* EXERCISE DIRECTIONS: Give the number of lines in the data below that contain "профільної", and only that number.

(Records from a dataset)
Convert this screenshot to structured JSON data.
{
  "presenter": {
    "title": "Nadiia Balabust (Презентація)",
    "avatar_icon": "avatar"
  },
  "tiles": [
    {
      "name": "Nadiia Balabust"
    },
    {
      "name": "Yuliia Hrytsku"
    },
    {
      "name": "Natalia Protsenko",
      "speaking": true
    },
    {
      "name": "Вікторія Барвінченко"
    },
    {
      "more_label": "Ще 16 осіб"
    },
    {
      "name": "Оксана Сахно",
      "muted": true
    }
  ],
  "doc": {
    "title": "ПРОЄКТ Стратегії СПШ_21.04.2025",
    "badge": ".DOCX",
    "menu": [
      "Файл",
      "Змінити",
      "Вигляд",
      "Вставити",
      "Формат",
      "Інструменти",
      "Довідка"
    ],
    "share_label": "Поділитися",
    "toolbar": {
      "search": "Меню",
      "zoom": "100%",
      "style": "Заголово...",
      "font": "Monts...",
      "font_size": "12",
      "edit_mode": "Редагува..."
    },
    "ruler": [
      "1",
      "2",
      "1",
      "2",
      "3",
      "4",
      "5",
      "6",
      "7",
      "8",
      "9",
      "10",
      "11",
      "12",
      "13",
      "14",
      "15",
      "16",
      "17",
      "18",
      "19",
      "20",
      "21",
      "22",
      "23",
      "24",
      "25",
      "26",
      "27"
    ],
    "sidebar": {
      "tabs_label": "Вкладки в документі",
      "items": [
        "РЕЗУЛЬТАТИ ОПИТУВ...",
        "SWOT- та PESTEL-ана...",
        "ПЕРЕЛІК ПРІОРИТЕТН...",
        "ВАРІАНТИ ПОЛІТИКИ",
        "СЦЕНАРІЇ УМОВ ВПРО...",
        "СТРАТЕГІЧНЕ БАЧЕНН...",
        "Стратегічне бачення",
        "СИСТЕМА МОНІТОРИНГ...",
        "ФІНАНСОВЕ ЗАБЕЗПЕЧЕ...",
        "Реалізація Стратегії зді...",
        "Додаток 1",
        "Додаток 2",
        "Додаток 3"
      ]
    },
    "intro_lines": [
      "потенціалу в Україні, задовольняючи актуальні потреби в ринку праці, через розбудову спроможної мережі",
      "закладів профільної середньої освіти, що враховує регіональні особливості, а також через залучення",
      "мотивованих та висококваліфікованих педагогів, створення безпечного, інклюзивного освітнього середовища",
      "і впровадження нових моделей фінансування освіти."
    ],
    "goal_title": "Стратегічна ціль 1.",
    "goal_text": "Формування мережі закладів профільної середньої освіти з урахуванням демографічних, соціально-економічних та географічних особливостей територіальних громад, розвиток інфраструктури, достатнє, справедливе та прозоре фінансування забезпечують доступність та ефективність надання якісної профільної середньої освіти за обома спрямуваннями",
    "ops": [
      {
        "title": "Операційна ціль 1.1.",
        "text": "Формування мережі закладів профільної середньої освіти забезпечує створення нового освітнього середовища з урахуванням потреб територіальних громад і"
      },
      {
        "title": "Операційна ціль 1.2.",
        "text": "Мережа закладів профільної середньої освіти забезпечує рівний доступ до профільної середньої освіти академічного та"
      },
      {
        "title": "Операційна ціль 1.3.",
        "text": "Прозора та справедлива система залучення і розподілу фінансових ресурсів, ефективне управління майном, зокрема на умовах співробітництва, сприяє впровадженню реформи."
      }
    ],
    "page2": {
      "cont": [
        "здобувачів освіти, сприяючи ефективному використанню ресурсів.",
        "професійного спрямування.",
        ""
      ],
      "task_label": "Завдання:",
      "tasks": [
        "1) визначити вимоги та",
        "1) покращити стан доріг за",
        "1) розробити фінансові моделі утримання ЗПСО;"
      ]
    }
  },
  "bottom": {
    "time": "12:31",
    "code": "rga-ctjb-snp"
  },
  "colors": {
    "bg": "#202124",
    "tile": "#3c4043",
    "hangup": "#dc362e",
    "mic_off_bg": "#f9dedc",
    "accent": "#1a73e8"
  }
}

* RESULT OF THIS EXERCISE: 4